Sign up for weekly updates

IAPA mission expresses deep concern over climate for press

(IAPA/IFEX) - The following is a 20 November 2007 IAPA press release:

IAPA mission stresses deep concern over climate of press freedom in Venezuela

CARACAS, Venezuela (November 20, 2007) - An international mission of the Inter American Press Association (IAPA), following a two-day visit to this South American country, expressed deep concern at the instability of press freedom in general and warned of the limited debate and public awareness surrounding planned constitutional reform, calling for authorities to create an appropriate framework of guarantees and transparency for the December 2 referendum.

The IAPA delegation, headed by the organization's president, Earl Maucker, held meetings and informal talks with various sectors, among them journalists, representatives of news media and press organizations, lawyers, consultants and human rights advocates. The IAPA expressed regret that no member of the three branches of the Venezuelan government and of the National Electoral Council had agreed to meet with the delegation despite numerous contacts made in recent weeks from the IAPA headquarters in Miami, Florida.

"We came to Venezuela with the utmost goodwill to listen to representatives of every sector, but the government's unwillingness to talk about issues of press freedom and free speech, so essential to a democratic society, strengthens our belief that there is no real climate of respect, or the tolerance and political will to hold an open and comprehensive dialogue, especially at a time like this when citizens should have the maximum amount of information available to face a referendum process that implies radical changes in the country's political system," Maucker, editor and senior vice president of the Fort Lauderdale, Florida, newspaper South Florida Sun-Sentinel, declared.

Maucker added, "As we were gathering information we became more and more concerned about a variety of conditions that will weaken civil liberties. There are measures in the constitutional reform that raise a real concern that they will undermine freedom of the press and freedom of expression."

The mission was able to discern a polarization of public opinion, increasingly exacerbated in the country due to a political climate in which confrontation rather than a respectful, plural and diverse dialogue predominates and where, in the short period between National Assembly passage of constitutional reforms and the referendum scheduled for December 2, it has become clear that there has been no attempt to educate the public so that it could weigh the benefits and consequences of the changes in an informed manner.

The delegation minimized the importance of a resolution adopted by the National Assembly that calls on the Venezuelan Executive Branch to declare the presence of the IAPA in the country "non grata". The resolution was dated November 4 and was published as a paid ad in news media outlets on Monday.

"This is one more demonstration of the climate of confrontation and the lack of will to hold the kind of frank and respectful dialogue that implies a true environment of freedom of expression as the backbone of democracy," said Gonzalo Marroquín, chairman of the IAPA's Committee on Freedom of the Press and Information.

The IAPA reaffirmed positions stated in its reports on the state of freedom of the press in Venezuela, which in recent years have criticized and repudiated a government strategy to silence independent news media or those who have not aligned themselves with the policy of government-controlled communication.

Citing specifics, it said that the Contents Law, the reform of the Penal Code, the creation and funding of official propaganda media, the judicial and legal harassment of media and individual journalists, the constant attacks upon journalists, the lack of access to government information, the discrimination in the placement of official advertising, and the constant confrontations with journalists and media were clear signs of that strategy of coercion of freedom of the press.

The IAPA also warned that the closure on May 27 this year of RCTV television, the independent channel with the largest viewing audience at the national level, might be part of an overall strategy to prevent there being greater diversity and plurality of opinions in the current constitutional reform process.

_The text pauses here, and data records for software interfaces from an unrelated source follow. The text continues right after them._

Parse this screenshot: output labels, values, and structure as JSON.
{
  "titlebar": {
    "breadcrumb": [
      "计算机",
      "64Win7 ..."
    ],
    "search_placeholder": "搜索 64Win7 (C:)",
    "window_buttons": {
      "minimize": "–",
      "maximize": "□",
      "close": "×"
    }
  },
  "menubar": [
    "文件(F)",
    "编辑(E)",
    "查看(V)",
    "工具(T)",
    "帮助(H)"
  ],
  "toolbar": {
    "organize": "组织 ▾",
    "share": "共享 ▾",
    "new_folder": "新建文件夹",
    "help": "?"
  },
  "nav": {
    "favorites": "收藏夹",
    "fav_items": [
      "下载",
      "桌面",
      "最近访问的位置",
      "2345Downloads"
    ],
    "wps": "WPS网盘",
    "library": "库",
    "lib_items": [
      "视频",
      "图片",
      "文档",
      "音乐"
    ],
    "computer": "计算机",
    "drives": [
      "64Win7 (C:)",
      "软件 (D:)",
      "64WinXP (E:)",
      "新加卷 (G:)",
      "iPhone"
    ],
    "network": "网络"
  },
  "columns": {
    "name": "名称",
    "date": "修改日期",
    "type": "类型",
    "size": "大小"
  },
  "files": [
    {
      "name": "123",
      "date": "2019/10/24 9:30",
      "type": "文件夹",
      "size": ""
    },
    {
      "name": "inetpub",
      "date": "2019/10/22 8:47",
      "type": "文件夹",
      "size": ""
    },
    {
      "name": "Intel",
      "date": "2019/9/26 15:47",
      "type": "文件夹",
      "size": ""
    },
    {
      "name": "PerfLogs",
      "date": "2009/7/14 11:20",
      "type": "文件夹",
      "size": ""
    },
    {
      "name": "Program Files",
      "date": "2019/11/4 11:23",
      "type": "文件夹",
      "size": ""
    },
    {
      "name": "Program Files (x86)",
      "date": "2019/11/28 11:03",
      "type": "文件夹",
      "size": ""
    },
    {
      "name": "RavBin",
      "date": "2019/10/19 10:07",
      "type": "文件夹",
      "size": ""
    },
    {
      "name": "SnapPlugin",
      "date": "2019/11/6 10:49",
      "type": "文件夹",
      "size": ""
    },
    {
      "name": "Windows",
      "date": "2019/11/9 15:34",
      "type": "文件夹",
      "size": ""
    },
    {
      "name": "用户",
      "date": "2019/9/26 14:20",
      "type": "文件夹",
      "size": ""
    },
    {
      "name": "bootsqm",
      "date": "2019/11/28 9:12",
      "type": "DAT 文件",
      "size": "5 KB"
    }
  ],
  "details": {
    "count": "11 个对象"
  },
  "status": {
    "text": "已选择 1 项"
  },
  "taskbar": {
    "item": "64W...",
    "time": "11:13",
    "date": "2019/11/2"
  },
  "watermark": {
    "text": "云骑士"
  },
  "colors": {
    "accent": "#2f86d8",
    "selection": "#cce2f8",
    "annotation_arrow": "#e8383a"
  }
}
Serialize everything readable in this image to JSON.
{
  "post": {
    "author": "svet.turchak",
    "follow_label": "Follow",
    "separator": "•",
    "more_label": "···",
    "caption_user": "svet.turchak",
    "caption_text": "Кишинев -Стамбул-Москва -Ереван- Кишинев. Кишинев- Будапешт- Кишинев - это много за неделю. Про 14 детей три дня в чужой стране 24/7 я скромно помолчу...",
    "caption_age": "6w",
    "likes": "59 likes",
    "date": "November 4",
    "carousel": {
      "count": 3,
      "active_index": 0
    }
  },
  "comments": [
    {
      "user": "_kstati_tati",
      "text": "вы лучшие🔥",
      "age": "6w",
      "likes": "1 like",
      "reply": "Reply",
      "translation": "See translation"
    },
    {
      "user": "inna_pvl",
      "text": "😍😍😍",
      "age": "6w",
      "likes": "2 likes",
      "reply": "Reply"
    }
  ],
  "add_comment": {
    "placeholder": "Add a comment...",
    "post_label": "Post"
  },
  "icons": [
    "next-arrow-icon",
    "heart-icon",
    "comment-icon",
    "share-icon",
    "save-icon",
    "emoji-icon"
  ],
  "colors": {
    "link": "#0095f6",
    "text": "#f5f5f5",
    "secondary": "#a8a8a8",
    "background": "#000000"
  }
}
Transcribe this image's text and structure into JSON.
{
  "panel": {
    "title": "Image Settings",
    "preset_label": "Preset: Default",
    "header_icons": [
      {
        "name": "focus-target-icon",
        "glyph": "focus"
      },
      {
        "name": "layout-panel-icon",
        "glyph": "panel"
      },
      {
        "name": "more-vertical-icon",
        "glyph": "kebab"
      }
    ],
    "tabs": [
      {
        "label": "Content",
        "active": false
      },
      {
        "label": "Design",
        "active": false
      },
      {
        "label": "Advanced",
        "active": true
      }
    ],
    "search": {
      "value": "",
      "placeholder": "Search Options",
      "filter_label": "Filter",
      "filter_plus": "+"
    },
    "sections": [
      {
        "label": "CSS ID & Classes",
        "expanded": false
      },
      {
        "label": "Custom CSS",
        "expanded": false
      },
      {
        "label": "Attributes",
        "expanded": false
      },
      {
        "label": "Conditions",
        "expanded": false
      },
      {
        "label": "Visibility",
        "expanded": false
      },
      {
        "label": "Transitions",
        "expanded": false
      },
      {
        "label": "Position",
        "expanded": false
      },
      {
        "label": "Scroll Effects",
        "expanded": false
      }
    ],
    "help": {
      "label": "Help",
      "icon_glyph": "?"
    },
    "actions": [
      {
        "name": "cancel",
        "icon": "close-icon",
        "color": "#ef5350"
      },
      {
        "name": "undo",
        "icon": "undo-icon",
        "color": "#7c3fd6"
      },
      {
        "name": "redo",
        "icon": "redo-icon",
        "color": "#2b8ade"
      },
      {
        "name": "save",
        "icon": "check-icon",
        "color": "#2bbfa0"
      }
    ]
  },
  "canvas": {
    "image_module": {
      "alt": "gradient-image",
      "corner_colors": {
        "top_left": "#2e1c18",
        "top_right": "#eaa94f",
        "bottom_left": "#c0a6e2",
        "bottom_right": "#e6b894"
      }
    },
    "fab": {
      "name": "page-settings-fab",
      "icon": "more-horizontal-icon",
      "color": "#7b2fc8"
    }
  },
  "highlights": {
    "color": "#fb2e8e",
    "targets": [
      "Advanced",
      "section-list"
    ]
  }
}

It furthermore questioned the official harassment of Globovisión and other independent media, actions that clearly demonstrate a systematic scare tactic designed to cause the media and individual journalists to resort to self-censorship.

The IAPA mission traveled to Caracas, for the 10th time since 1999, under terms of a resolution adopted at the organization's General Assembly in Miami, Florida, last month. The hemispheric free press organization confirmed its intention to hold its next membership meeting in March 2008 in Venezuela.

In addition to Maucker and Marroquín, the delegation is made up of the following people: Enrique Santos, 1st vice president, joint editor of El Tiempo, Bogotá, Colombia; Edward Seaton, former president, editor of The Manhattan Mercury, Manhattan, Kansas; Alejandro Miró Quesada, former president, editor of El Comercio, Lima, Peru; Bruce Brugmann, member of the Executive Committee, editor of the San Francisco Bay Guardian, San Francisco, California; Mark Fitzgerald, member of the Board of Directors, editor at large of Editor & Publisher, New York; Executive Director Julio E. Muñoz, and Press Freedom Director Ricardo Trotti.

Latest Tweet:

Malaysia: @CIJ_Malaysia is concerned over the use of the Sedition Act to arrest individuals for posting comments on…

Get more stories like this

Sign up for our newsletters and get the most important free expression news delivered to your inbox.